What needs to be done: Your task is to write out all of the records once more, exactly.

╭─ Raw data

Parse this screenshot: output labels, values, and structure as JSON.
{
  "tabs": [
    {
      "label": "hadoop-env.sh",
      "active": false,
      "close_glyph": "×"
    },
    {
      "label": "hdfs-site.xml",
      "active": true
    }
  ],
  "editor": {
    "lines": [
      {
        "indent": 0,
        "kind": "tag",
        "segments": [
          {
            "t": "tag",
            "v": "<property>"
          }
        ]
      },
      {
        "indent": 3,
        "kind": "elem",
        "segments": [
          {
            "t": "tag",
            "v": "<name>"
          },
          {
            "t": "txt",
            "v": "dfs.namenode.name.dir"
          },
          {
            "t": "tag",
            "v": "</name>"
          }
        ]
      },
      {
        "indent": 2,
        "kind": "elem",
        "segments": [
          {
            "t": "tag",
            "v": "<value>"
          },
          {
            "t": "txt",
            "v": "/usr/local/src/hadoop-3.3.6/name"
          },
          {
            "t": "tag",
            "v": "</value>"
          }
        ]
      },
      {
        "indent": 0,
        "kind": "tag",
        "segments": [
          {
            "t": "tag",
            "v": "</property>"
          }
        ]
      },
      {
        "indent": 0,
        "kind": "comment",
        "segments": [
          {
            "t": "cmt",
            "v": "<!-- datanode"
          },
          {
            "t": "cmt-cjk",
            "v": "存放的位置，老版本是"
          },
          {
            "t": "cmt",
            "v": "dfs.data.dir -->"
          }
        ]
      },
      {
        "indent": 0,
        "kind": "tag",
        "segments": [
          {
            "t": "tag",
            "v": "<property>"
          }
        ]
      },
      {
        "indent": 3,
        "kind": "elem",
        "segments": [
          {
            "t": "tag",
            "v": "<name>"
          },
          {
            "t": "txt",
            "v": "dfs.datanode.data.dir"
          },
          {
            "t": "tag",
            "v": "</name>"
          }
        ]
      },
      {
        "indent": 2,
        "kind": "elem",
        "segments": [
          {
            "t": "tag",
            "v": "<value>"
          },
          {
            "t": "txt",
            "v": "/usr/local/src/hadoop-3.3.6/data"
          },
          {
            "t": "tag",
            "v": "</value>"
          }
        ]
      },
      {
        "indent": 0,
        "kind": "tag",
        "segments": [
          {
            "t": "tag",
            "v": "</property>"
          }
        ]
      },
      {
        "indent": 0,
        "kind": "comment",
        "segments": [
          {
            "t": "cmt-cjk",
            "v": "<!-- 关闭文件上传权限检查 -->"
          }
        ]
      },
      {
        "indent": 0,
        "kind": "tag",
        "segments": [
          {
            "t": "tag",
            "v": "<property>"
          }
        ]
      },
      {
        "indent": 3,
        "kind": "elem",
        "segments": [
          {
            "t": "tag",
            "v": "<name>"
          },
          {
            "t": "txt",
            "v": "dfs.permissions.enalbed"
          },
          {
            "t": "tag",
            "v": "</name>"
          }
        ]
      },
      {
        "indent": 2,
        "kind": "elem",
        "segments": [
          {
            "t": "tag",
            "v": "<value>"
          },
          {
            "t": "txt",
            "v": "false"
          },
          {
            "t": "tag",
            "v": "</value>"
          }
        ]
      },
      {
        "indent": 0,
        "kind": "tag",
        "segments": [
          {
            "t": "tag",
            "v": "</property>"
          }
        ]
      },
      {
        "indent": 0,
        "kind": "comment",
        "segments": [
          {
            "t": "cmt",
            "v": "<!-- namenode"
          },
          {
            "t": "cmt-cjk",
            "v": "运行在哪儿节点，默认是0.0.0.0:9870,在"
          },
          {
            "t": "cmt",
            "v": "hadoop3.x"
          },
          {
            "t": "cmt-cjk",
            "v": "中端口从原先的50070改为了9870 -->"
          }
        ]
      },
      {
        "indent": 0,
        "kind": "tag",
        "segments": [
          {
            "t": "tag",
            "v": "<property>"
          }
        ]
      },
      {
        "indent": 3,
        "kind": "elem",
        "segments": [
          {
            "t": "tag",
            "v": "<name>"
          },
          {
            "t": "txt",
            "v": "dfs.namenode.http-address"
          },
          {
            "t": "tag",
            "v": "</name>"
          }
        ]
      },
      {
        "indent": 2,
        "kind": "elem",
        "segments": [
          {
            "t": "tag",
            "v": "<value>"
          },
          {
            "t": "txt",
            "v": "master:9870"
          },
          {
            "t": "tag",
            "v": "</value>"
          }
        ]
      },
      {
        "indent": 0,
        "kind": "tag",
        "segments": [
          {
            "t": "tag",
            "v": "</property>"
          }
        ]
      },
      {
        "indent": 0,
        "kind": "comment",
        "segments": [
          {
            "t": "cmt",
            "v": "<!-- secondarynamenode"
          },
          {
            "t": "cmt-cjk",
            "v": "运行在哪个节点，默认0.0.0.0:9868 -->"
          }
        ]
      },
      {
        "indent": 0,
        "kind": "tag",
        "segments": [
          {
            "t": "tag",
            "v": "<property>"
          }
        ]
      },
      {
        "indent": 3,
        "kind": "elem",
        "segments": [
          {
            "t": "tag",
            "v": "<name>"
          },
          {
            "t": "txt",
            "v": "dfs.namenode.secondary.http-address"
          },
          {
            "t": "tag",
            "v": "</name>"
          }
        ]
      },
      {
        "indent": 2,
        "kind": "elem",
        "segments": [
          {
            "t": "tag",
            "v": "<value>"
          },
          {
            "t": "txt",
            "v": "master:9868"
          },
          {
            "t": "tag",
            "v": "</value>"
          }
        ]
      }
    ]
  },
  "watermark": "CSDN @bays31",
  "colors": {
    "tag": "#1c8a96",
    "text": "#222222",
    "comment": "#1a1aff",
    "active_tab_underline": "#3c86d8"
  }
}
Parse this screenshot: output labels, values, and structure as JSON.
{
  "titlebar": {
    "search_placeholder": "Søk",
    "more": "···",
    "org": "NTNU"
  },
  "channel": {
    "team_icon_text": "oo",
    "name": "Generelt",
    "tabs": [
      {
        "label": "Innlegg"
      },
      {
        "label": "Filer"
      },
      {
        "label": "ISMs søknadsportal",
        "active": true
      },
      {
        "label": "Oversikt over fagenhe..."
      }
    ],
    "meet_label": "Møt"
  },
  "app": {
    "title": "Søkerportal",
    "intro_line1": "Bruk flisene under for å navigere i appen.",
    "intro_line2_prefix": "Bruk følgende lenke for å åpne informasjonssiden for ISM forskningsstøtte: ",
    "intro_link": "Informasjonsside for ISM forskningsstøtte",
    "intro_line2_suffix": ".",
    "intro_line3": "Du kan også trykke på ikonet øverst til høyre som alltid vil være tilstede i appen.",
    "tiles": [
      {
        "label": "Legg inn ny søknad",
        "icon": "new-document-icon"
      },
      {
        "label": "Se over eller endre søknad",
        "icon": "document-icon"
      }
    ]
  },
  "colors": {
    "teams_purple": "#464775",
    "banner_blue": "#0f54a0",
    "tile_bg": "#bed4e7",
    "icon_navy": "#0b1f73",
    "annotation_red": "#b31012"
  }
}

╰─

Written reply:
Parse this screenshot: output labels, values, and structure as JSON.
{
  "tabs": [
    {
      "label": "hadoop-env.sh",
      "active": false,
      "close_glyph": "×"
    },
    {
      "label": "hdfs-site.xml",
      "active": true
    }
  ],
  "editor": {
    "lines": [
      {
        "indent": 0,
        "kind": "tag",
        "segments": [
          {
            "t": "tag",
            "v": "<property>"
          }
        ]
      },
      {
        "indent": 3,
        "kind": "elem",
        "segments": [
          {
            "t": "tag",
            "v": "<name>"
          },
          {
            "t": "txt",
            "v": "dfs.namenode.name.dir"
          },
          {
            "t": "tag",
            "v": "</name>"
          }
        ]
      },
      {
        "indent": 2,
        "kind": "elem",
        "segments": [
          {
            "t": "tag",
            "v": "<value>"
          },
          {
            "t": "txt",
            "v": "/usr/local/src/hadoop-3.3.6/name"
          },
          {
            "t": "tag",
            "v": "</value>"
          }
        ]
      },
      {
        "indent": 0,
        "kind": "tag",
        "segments": [
          {
            "t": "tag",
            "v": "</property>"
          }
        ]
      },
      {
        "indent": 0,
        "kind": "comment",
        "segments": [
          {
            "t": "cmt",
            "v": "<!-- datanode"
          },
          {
            "t": "cmt-cjk",
            "v": "存放的位置，老版本是"
          },
          {
            "t": "cmt",
            "v": "dfs.data.dir -->"
          }
        ]
      },
      {
        "indent": 0,
        "kind": "tag",
        "segments": [
          {
            "t": "tag",
            "v": "<property>"
          }
        ]
      },
      {
        "indent": 3,
        "kind": "elem",
        "segments": [
          {
            "t": "tag",
            "v": "<name>"
          },
          {
            "t": "txt",
            "v": "dfs.datanode.data.dir"
          },
          {
            "t": "tag",
            "v": "</name>"
          }
        ]
      },
      {
        "indent": 2,
        "kind": "elem",
        "segments": [
          {
            "t": "tag",
            "v": "<value>"
          },
          {
            "t": "txt",
            "v": "/usr/local/src/hadoop-3.3.6/data"
          },
          {
            "t": "tag",
            "v": "</value>"
          }
        ]
      },
      {
        "indent": 0,
        "kind": "tag",
        "segments": [
          {
            "t": "tag",
            "v": "</property>"
          }
        ]
      },
      {
        "indent": 0,
        "kind": "comment",
        "segments": [
          {
            "t": "cmt-cjk",
            "v": "<!-- 关闭文件上传权限检查 -->"
          }
        ]
      },
      {
        "indent": 0,
        "kind": "tag",
        "segments": [
          {
            "t": "tag",
            "v": "<property>"
          }
        ]
      },
      {
        "indent": 3,
        "kind": "elem",
        "segments": [
          {
            "t": "tag",
            "v": "<name>"
          },
          {
            "t": "txt",
            "v": "dfs.permissions.enalbed"
          },
          {
            "t": "tag",
            "v": "</name>"
          }
        ]
      },
      {
        "indent": 2,
        "kind": "elem",
        "segments": [
          {
            "t": "tag",
            "v": "<value>"
          },
          {
            "t": "txt",
            "v": "false"
          },
          {
            "t": "tag",
            "v": "</value>"
          }
        ]
      },
      {
        "indent": 0,
        "kind": "tag",
        "segments": [
          {
            "t": "tag",
            "v": "</property>"
          }
        ]
      },
      {
        "indent": 0,
        "kind": "comment",
        "segments": [
          {
            "t": "cmt",
            "v": "<!-- namenode"
          },
          {
            "t": "cmt-cjk",
            "v": "运行在哪儿节点，默认是0.0.0.0:9870,在"
          },
          {
            "t": "cmt",
            "v": "hadoop3.x"
          },
          {
            "t": "cmt-cjk",
            "v": "中端口从原先的50070改为了9870 -->"
          }
        ]
      },
      {
        "indent": 0,
        "kind": "tag",
        "segments": [
          {
            "t": "tag",
            "v": "<property>"
          }
        ]
      },
      {
        "indent": 3,
        "kind": "elem",
        "segments": [
          {
            "t": "tag",
            "v": "<name>"
          },
          {
            "t": "txt",
            "v": "dfs.namenode.http-address"
          },
          {
            "t": "tag",
            "v": "</name>"
          }
        ]
      },
      {
        "indent": 2,
        "kind": "elem",
        "segments": [
          {
            "t": "tag",
            "v": "<value>"
          },
          {
            "t": "txt",
            "v": "master:9870"
          },
          {
            "t": "tag",
            "v": "</value>"
          }
        ]
      },
      {
        "indent": 0,
        "kind": "tag",
        "segments": [
          {
            "t": "tag",
            "v": "</property>"
          }
        ]
      },
      {
        "indent": 0,
        "kind": "comment",
        "segments": [
          {
            "t": "cmt",
            "v": "<!-- secondarynamenode"
          },
          {
            "t": "cmt-cjk",
            "v": "运行在哪个节点，默认0.0.0.0:9868 -->"
          }
        ]
      },
      {
        "indent": 0,
        "kind": "tag",
        "segments": [
          {
            "t": "tag",
            "v": "<property>"
          }
        ]
      },
      {
        "indent": 3,
        "kind": "elem",
        "segments": [
          {
            "t": "tag",
            "v": "<name>"
          },
          {
            "t": "txt",
            "v": "dfs.namenode.secondary.http-address"
          },
          {
            "t": "tag",
            "v": "</name>"
          }
        ]
      },
      {
        "indent": 2,
        "kind": "elem",
        "segments": [
          {
            "t": "tag",
            "v": "<value>"
          },
          {
            "t": "txt",
            "v": "master:9868"
          },
          {
            "t": "tag",
            "v": "</value>"
          }
        ]
      }
    ]
  },
  "watermark": "CSDN @bays31",
  "colors": {
    "tag": "#1c8a96",
    "text": "#222222",
    "comment": "#1a1aff",
    "active_tab_underline": "#3c86d8"
  }
}
Parse this screenshot: output labels, values, and structure as JSON.
{
  "titlebar": {
    "search_placeholder": "Søk",
    "more": "···",
    "org": "NTNU"
  },
  "channel": {
    "team_icon_text": "oo",
    "name": "Generelt",
    "tabs": [
      {
        "label": "Innlegg"
      },
      {
        "label": "Filer"
      },
      {
        "label": "ISMs søknadsportal",
        "active": true
      },
      {
        "label": "Oversikt over fagenhe..."
      }
    ],
    "meet_label": "Møt"
  },
  "app": {
    "title": "Søkerportal",
    "intro_line1": "Bruk flisene under for å navigere i appen.",
    "intro_line2_prefix": "Bruk følgende lenke for å åpne informasjonssiden for ISM forskningsstøtte: ",
    "intro_link": "Informasjonsside for ISM forskningsstøtte",
    "intro_line2_suffix": ".",
    "intro_line3": "Du kan også trykke på ikonet øverst til høyre som alltid vil være tilstede i appen.",
    "tiles": [
      {
        "label": "Legg inn ny søknad",
        "icon": "new-document-icon"
      },
      {
        "label": "Se over eller endre søknad",
        "icon": "document-icon"
      }
    ]
  },
  "colors": {
    "teams_purple": "#464775",
    "banner_blue": "#0f54a0",
    "tile_bg": "#bed4e7",
    "icon_navy": "#0b1f73",
    "annotation_red": "#b31012"
  }
}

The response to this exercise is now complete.